    Look, I do apologise for the grotesque snobbery in the preceding paragraphs but I’m afraid memories of Oxford tend to bring out the very worst in me. As they probably do in so many of us who were there. You’re an impetuous nobody suddenly parachuted into all that medieval stone and tradition and grandeur, and you feel somehow honour-bound to play up to your surroundings. You do stupid things because you think it’s the Done Thing. Behaving appallingly in all-male drinking clubs, for example.

    As I may once possibly have mentioned, I never made it into the Buller itself. But I do have lots of friends who did and in my time I’ve done more than enough licking sorbet out of belly buttons, urinating down ancient stairwells, and breaking windows with my bare knuckles to understand the basic drinking club etiquette: you dress up; get rat-arsed; perform grotesque rituals; vomit; drink some more; and, above all, make damn sure you never let slip to any of your comrades what a thoroughly awful time you’re having.

    That last detail is the one no one ever admits about drinking societies. ‘Am I having fun yet?’ you keep asking yourself. And the answer is always no. You keep pressing on with the carnage and excess for much the same reasons as a young subaltern continues to lead his men towards the enemy trenches. Not because you want to but because it’s your duty. Otherwise you’d be letting the other chaps down.

    This is one of the many things that the film gets exactly right. There’s a heartrending scene — spoiler alert two — where Lauren, the lower-middle-class girlfriend of Miles (a very likeable Max Irons) turns up to the private room where the Riot Club are in mid-debauch and offers to drive him home early. It’s what Miles would clearly prefer: the boys are behaving like animals; this girl loves him as he loves her.
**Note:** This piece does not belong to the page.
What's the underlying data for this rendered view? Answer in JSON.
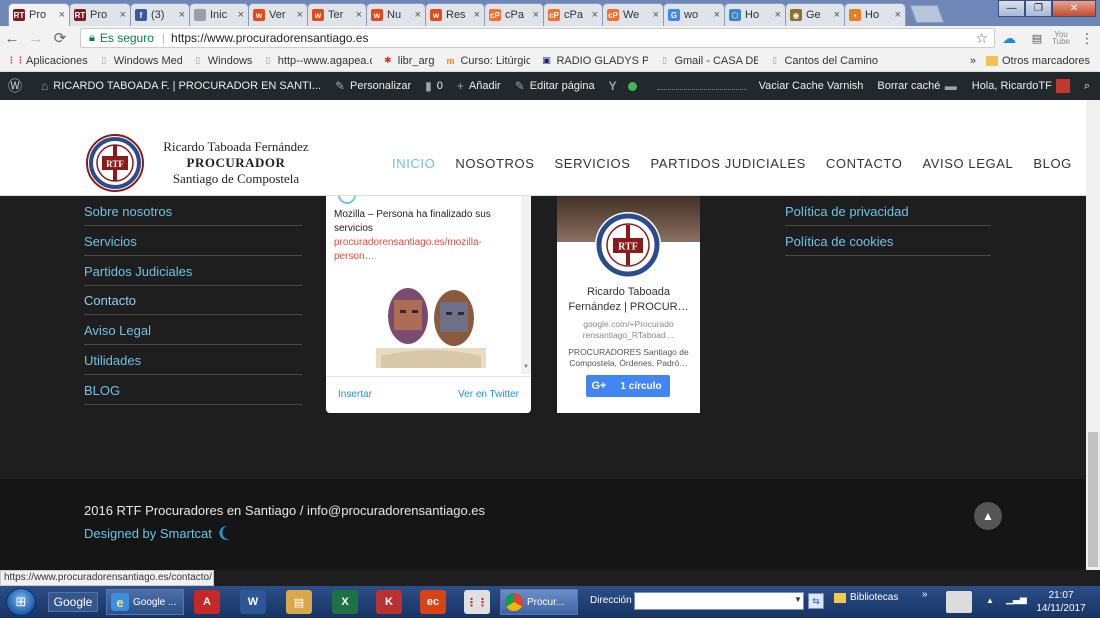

But he just can’t. Partly, it’s a case of ‘bros before hos’. Partly it’s that class thing, which, despite being a generally decent, unarrogant, well-meaning chap who went to West-minster (has Laura Wade ever met anyone who went to Westminster?), he finds himself unable to escape.

    There’s lots of other good stuff too: the banter; the ensemble playing; the nicely observed class details like the way the club’s token rich foreigner is suddenly made to realise that despite having been to Eton he’ll never get to make Riot Club president because, unforgivably, he’s Greek; the wince-inducing contrast between the spoiled brats braying in the back room and the decent middle-class regulars trying to enjoy their gastropub dinner.

    None of this quite makes up, though, for the film’s — and play’s — flawed premise. It asks us to believe that these Rioters are more than just a bunch of rich, silly boys with an overdeveloped sense of entitlement: that they’re actually capable of vicious class hatred, poisonous cruelty and ruthless violence. I’m just not buying it.

    And it’s not because I want to defend the David Cameron/George Osborne set as paragons of niceness. It’s simply because it isn’t how these tossers roll. They might trash a restaurant — or, as the Buller has done on two occasions, smash every pane of glass in Christ Church (my own college: 1984–1987) — but they wouldn’t assault a member of the lower orders. Why would they, when they all have at least three much more effective tools at their disposal: money, connections, and the amazing weapons-grade charm which comes from having spent your whole life knowing that you’re the best and that only vulgar losers would stoop so low as trying to prove it.


    The Riot Club is in cinemas from 19 September.